By Michael J. Searcy
A friend shared with me…Several of our friends had kids at the same time as us, and we started noticing that our son was developing a lot slower than the other children. He had been born premature and was about 9 months old when he started having bad seizures. He was cared for at the Shawnee Mission Infant Development Center and that’s when we found out about his situation and that he would have a mental delay his entire life.
This is just the beginning of a lifelong journey that this couple, and many like them, face every day. Parents of children with special needs face complex financial issues on top of the physical and emotional stress of caring for their dependent, their family and themselves. By developing both a financial and estate plan early, you may be able to alleviate some of the financial stress and focus on enhancing the livelihood of you and your family.
1. Understand Your Prognosis and its Impact on Your Financial Needs
I have found that many families with comfortable financial resources will try to take most, if not all, of the extra costs needed to care for their child upon themselves. This is not uncommon. It is exactly what I did with my daughter’s care. While this may be sustainable for a period of time, many parents find themselves in a financial bind as a result of taking these expenses upon themselves. By understanding your child’s prognosis, you may have a better idea of the impact it could have on your finances. Will your child need help with housing, transportation, jobs, or institutional guardians in the future? If your child only has a slight need that can easily be met, you may be able to take on some of the costs. However, if your child’s need will be lifelong, being aggressive in finding outside resources early (as resources may become scarce as needs increase) is a good plan to ensure you maintain your financial health.
2. Establish Your Estate Plan
If you were to pass away without an estate plan and/or other legal protections in place, your child could become the beneficiary of the inheritance, an action which could make them ineligible to receive government assistance and compromise their future well-being. This could also happen if specific assets are left to children with special needs or if you designate your child as a beneficiary on any financial accounts or insurance policies. One option for protecting your child in the event of your death would be to create a Special Needs Trust (SNT) which would be the beneficiary of the inheritance and appointing a Trustee who understands the rules of SNTs to control the distribution of money upon your death. Although language governing SNTs vary from state to state, the SNT is usually only used to supplement any government aid your child may receive, not to be the primary means of support for the child.
3. Inform Family Members of their Potential Financial Impact
Just as you may compromise your child’s financial well-being by leaving them assets in their name, your family members could do the same. Let family members (especially grandparents) know the rules of gifting or inheritance and how they impact your child. You may suggest they leave any monetary help to the trust so that it can be appropriately distributed by the Trustee.
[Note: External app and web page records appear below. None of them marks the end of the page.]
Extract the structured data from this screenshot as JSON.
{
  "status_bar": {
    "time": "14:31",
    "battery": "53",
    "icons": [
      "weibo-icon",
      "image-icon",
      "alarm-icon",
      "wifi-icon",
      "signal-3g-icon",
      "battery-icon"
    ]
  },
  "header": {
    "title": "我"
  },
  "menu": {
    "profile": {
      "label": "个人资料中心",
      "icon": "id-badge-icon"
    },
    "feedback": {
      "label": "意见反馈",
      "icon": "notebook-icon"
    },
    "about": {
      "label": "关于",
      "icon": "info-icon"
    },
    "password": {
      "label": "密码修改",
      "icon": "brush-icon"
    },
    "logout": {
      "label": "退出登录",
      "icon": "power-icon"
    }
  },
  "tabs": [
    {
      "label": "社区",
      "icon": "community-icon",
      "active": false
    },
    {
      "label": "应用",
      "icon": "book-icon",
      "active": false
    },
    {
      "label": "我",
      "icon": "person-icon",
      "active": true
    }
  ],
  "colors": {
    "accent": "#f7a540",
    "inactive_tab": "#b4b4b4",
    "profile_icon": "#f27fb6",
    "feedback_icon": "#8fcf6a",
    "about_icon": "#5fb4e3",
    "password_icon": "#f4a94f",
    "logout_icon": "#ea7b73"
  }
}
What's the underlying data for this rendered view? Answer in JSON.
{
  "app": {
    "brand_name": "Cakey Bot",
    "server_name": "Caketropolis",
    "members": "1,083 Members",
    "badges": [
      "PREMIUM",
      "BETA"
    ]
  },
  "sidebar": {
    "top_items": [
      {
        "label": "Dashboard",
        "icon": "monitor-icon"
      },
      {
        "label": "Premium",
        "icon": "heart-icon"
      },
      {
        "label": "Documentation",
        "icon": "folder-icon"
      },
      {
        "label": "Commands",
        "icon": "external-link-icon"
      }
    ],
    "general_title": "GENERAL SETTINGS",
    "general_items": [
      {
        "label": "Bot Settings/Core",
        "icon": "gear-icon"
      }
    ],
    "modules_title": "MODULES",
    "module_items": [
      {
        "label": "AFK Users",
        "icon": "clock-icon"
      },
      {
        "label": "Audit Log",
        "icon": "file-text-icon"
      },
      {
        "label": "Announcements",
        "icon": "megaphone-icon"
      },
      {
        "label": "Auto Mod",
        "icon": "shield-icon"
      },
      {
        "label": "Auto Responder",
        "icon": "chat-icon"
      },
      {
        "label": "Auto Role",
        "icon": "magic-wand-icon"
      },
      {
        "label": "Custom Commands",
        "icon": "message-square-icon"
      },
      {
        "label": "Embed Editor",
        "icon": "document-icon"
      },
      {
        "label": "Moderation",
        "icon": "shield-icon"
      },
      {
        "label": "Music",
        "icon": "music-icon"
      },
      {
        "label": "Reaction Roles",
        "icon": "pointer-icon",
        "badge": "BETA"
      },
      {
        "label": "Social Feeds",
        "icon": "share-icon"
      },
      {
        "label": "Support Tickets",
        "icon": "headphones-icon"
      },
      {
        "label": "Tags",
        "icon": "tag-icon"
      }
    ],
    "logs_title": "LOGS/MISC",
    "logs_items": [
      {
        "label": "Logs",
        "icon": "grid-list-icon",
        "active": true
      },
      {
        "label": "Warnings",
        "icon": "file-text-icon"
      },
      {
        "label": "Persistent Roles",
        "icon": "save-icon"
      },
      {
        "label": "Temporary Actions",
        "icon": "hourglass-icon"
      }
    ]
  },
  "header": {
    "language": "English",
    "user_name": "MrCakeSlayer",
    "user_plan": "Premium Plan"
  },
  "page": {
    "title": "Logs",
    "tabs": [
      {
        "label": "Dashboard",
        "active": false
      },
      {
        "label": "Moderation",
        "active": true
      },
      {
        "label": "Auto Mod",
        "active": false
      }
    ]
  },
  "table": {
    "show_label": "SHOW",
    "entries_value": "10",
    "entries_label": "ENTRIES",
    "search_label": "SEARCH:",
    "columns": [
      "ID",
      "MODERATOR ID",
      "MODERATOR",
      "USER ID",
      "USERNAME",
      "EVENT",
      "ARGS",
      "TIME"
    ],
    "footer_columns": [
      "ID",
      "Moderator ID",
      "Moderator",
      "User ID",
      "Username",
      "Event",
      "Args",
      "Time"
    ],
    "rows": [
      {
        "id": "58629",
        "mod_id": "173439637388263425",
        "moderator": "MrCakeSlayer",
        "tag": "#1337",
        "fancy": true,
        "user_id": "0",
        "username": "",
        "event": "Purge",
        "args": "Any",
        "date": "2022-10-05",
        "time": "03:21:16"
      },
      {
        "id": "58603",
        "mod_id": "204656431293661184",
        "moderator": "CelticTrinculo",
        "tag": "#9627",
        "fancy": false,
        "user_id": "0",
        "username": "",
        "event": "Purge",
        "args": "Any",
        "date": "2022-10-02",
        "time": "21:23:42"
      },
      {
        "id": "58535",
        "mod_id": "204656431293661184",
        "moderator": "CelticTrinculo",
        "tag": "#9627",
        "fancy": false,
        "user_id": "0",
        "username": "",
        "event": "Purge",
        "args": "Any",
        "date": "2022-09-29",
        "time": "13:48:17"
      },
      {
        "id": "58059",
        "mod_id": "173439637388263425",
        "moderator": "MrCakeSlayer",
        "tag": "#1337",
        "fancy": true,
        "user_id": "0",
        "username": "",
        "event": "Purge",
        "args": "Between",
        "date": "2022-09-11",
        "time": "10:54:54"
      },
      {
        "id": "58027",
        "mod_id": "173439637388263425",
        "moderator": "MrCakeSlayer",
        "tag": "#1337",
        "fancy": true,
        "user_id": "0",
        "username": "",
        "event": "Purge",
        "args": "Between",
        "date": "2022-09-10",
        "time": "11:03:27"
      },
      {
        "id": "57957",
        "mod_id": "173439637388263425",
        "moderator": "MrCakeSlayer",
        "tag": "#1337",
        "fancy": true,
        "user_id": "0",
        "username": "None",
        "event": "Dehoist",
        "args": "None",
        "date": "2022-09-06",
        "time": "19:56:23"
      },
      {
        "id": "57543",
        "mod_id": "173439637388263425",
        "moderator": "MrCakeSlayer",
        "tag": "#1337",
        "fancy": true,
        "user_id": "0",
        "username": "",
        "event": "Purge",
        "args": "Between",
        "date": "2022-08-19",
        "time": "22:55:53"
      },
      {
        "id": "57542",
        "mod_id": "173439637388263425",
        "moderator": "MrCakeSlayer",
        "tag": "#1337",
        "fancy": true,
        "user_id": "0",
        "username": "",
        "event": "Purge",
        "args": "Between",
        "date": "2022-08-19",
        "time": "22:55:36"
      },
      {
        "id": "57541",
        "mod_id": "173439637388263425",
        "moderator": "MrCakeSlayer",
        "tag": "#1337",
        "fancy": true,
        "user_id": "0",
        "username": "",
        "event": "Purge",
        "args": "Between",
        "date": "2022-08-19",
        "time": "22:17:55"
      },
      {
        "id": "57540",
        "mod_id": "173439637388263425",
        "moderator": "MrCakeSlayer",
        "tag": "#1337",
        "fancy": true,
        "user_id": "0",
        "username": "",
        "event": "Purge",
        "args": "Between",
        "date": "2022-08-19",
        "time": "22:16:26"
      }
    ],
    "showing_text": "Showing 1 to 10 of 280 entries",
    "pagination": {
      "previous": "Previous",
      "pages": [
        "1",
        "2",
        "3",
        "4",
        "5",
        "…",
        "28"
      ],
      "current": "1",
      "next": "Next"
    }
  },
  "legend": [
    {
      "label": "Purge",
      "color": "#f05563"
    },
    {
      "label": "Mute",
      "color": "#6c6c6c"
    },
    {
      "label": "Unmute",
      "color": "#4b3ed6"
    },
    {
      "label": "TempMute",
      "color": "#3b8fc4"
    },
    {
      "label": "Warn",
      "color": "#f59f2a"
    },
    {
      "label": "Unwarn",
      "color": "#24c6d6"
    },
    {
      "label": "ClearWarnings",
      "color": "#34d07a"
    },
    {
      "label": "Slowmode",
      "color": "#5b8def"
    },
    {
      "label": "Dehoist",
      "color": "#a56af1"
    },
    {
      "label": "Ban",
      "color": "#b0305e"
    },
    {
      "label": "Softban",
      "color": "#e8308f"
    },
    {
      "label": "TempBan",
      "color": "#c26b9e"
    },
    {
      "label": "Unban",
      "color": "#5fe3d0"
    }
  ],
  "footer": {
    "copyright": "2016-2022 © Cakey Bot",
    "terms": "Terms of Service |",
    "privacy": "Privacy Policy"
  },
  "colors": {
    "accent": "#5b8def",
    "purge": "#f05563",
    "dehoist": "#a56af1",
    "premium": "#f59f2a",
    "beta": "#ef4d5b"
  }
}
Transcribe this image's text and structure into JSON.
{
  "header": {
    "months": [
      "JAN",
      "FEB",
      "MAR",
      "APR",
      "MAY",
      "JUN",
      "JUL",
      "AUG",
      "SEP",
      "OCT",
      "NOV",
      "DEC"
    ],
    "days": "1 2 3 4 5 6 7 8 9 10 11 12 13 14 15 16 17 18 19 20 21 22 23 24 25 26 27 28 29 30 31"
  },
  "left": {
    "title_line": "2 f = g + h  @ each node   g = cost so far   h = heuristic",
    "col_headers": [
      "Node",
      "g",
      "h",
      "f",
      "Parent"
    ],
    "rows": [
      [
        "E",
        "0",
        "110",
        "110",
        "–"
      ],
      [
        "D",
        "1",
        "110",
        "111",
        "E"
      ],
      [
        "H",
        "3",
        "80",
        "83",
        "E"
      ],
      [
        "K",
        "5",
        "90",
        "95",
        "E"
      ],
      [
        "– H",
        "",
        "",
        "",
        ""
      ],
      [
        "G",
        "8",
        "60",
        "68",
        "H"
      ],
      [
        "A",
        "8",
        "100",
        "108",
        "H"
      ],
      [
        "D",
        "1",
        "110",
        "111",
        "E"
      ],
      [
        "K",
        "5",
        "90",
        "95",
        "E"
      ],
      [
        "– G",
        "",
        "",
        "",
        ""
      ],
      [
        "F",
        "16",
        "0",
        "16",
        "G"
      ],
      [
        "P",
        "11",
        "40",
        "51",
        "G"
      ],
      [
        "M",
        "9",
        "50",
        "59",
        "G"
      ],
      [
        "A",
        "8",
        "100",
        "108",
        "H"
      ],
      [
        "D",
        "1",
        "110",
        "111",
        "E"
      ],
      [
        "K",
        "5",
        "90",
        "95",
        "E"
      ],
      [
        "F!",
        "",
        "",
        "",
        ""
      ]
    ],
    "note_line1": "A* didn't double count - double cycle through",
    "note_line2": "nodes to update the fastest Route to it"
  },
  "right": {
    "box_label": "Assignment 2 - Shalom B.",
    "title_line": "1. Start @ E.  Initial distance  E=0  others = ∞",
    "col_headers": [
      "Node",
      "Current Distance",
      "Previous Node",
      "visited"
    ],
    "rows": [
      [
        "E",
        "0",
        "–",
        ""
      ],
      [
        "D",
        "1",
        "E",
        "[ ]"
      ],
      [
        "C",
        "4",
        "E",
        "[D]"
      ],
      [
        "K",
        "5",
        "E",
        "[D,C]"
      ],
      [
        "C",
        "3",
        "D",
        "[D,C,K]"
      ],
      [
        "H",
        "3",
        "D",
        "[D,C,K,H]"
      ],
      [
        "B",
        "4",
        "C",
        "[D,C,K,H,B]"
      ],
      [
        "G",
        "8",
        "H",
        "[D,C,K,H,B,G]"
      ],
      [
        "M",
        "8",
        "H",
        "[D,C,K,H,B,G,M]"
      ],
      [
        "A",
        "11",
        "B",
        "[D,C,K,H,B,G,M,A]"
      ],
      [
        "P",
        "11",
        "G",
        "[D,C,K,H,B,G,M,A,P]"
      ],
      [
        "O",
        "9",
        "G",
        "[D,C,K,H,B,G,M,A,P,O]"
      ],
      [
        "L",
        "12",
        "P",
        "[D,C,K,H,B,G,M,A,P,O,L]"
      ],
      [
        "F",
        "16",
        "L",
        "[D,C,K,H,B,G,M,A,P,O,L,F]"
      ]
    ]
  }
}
Keeping an eye toward the future and having a plan to cover your child’s life span may help alleviate many of your financial worries. Remember, when you have a child with special needs, your financial planning and estate planning really covers two generations – getting you through your life and retirement, and making sure your child is covered for the same. Feel free to contact me if you need help building financial security for your child with special needs or would like an introduction to resources we have found helpful.
Originally published by Johnson County Lifestyle Magazine: http://www.johnsoncountylifestyle.com/2015/09/29/building-financial-security-for-a-child-with-special-needs/
Please remember that different types of investments involve varying degrees of risk, and there can be no assurance that the future performance of any specific investment, investment strategy, or product made reference to directly or indirectly in this content, will be profitable, equal any corresponding indicated historical performance level(s), or be suitable for you or your portfolio. Due to various factors, including changing market conditions, the content may no longer be reflective of current opinions or positions. Moreover, you should not assume that any discussion or information contained in this newsletter (article) serves as the receipt of, or as a substitute for, personalized investment advice from Searcy Financial Services, Inc.
The content of this letter does not constitute a tax or legal opinion. Always consult with a competent professional service provider for advice on tax or legal matters specific to your situation. To the extent that a reader has any questions regarding the applicability of any specific issue discussed in this content, he/she is encouraged to consult with the professional advisor of his/her choosing.
Published for the blog on October 6, 2015 by Searcy Financial Services, your Overland Park, Kansas Financial Planner and Investment Manager.